Don’t let the consultant take this to the client before reading and understanding what it says.
Are there mistakes?
Was the paper written using an old assessment from another deal?
If so, are there facts left over such as a “company name” that just don’t belong in this paper? Believe it or not these are common problems. But it’s the sales person’s job to read it and scrutinize the value of the report.
Sure, the technical team shouldn’t be making mistakes like labeling a diagram with Cisco routers when the client uses Juniper (Yes, I’ve seen this happen!). But technical people are rarely writers. They won’t write at the executive level, they’ll miss edits that are obvious to the sales person, and they’ll often use an older document rather than starting from scratch. It happens even with the best teams.
Yes, your clients need them. And they’re one of the best avenues to big business.

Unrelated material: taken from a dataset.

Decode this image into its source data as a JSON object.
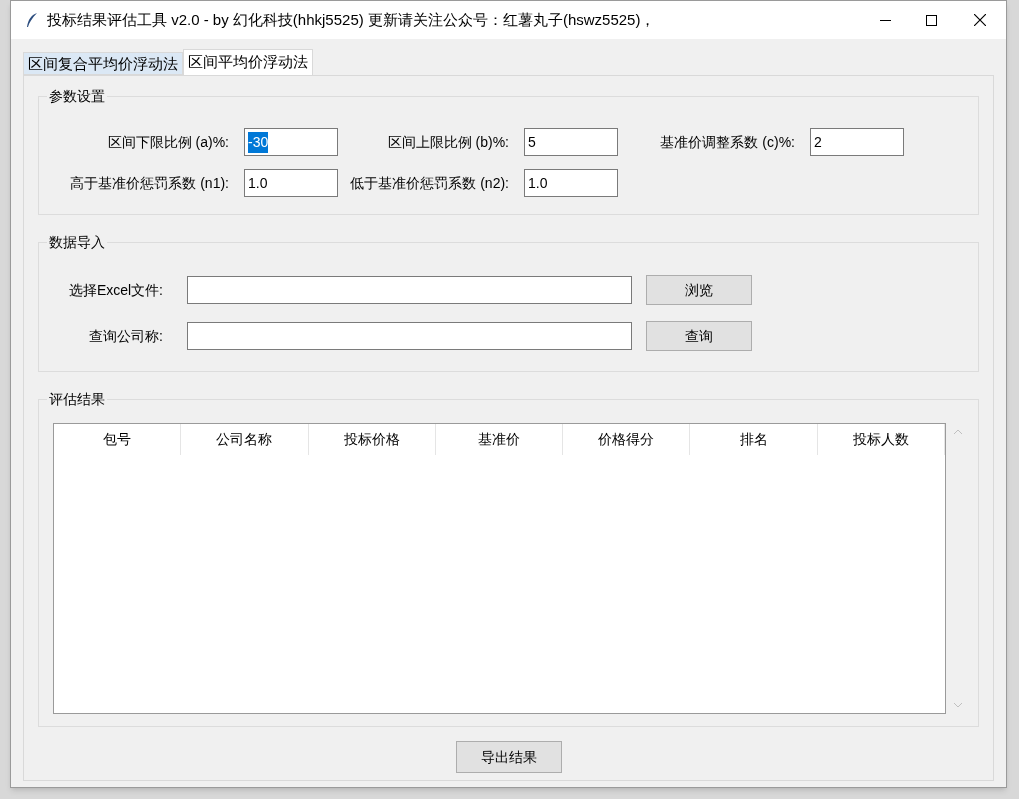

But sell them at the business level. Don’t succumb to IT people wanting assessment quotes. Unless they’re high dollar projects, they’re not worth doing. Make your way upstairs and find out what’s really needed.
When it’s time to assess, make sure your technical team knows exactly what you sold. It should be a measure of risk as described in The House & the Cloud. And when it’s time to deliver. Read it. It’s your deal. It’s Your client. It’s your responsibility. And it’s your biggest up-sell opportunity.